    I enjoyed your piece above, sorry if I have gone off-topic a bit in the comments.

  • SeaanUiNeill

    I suppose that as something of an insider through my family contacts, I’m suggesting that those “brief hopes” were misplaced in a man who waas only driven to any serious look at political reform by people on the streets, and that his reputation just after his fall from power was based on a generalisation of economic reforms into something more generious politically to the minority. I was at art college at the same time you were at University from what you say, but hearing feed back from Unionist relatives pressing me to understand that the party would never support O’Neill in the sort of reforms Wilson’s government were demanding he should make. But they were very clear that he had little will to make these reforms left to his own devices. Anecdotal I know, but from what I saw of O’Neill at the time, highly believable. It was in this climate of Unionist intransegence that the PD pressed for serious reform to UK standards of political equality beyond the inadequite five point plan the NICRA was willing to accept.

    As you say, “The Unionist mindset remained in a state of selfharm for at least another 20 years” but the tendency to suggest that O’Neill himself offered an opportunity to drive through a politically liberal agenda before the troubles started, an opportunity willfully destroyed by the impatience of leftists, must inevitably die away under the full light of reality when his stubborn unwillingness, even in 1968/9, to even begin to reform the local political quagmire without the driving force of external pressure is properly recognised.

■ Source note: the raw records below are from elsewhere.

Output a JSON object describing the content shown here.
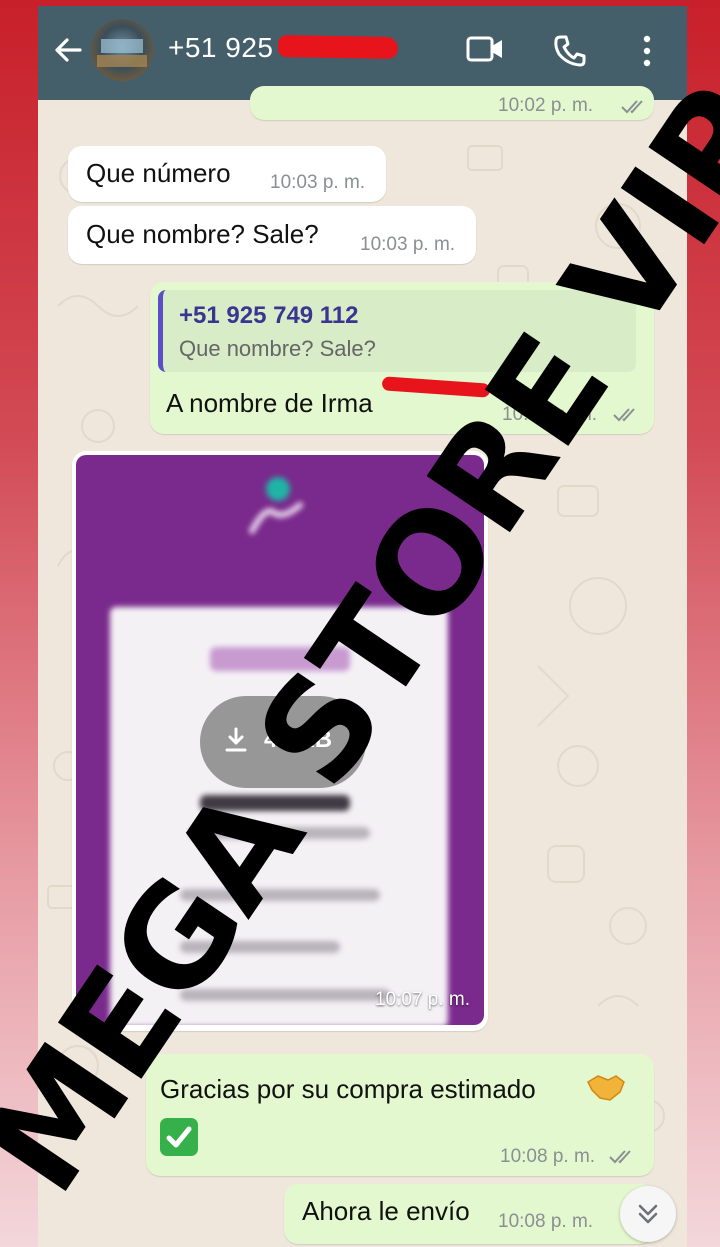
{
  "header": {
    "contact_name": "+51 925 749 112",
    "icons": [
      "arrow-back-icon",
      "videocam-icon",
      "phone-icon",
      "more-vert-icon"
    ],
    "background": "#445f69"
  },
  "messages": [
    {
      "dir": "out",
      "time": "10:02 p. m."
    },
    {
      "dir": "in",
      "text": "Que número",
      "time": "10:03 p. m."
    },
    {
      "dir": "in",
      "text": "Que nombre? Sale?",
      "time": "10:03 p. m."
    },
    {
      "dir": "out",
      "quote_number": "+51 925 749 112",
      "quote_text": "Que nombre? Sale?",
      "text": "A nombre de Irma",
      "time": "10:04 p. m."
    },
    {
      "dir": "in",
      "type": "image",
      "download_size": "44 KB",
      "time": "10:07 p. m."
    },
    {
      "dir": "out",
      "text": "Gracias por su compra estimado",
      "emoji": [
        "handshake-emoji",
        "check-mark-button-emoji"
      ],
      "time": "10:08 p. m."
    },
    {
      "dir": "out",
      "text": "Ahora le envío",
      "time": "10:08 p. m."
    }
  ],
  "watermark": "MEGA STORE VIP",
  "colors": {
    "incoming": "#ffffff",
    "outgoing": "#e4f8cf",
    "wallpaper": "#efe7dc",
    "redaction": "#e8141c"
  }
}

    Interesting what you say about Faulkner. He gave my uncle’s friend David Bleakley a post in a “ten year too late” attempt to reverse the major tactical error of O’Neill’s campaign to marginalise NI Labour after the 1962 elections (“a vote for Labour is a vote for Dublin” really!) I now wonder how much advice Faulkner had from Westminster in making policy, but did not follow the invaluable family gossip as I was embarking on my film career at the time over the water. I did hear one inconsequential tit-bit about him during his years as minister of commerce though. When the father of one of my school friends bearing what was usually assumed to be a “Catholic” name was accepted for membership of the north Down Hunt he was genially greeted by Faulkner with the words “This is the first time one of your religion has been made a member.” That the family had produced a few C of I bishops and, like my own, could claim an unbroken membership of the Anglican communion since the plantation simply had not even begun to occur to Faulkner! But that was Unionism in the 1960s…..

  • woodkerne

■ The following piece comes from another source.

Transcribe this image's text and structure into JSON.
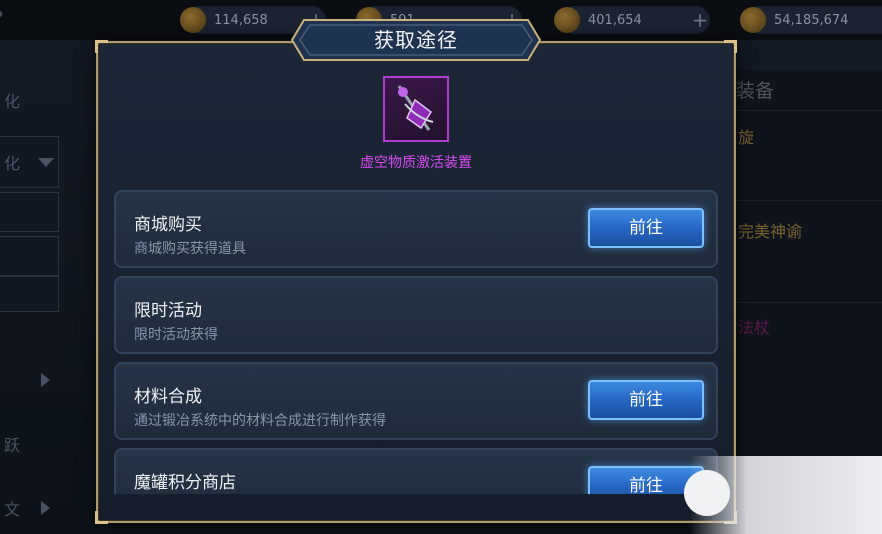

    fabulous, first-hand account

  • SeaanUiNeill

    Thank you, Woodkerne. There has been so much inaccurate myth built up around the O’Neill premiership, it requires some serious “putting straight.”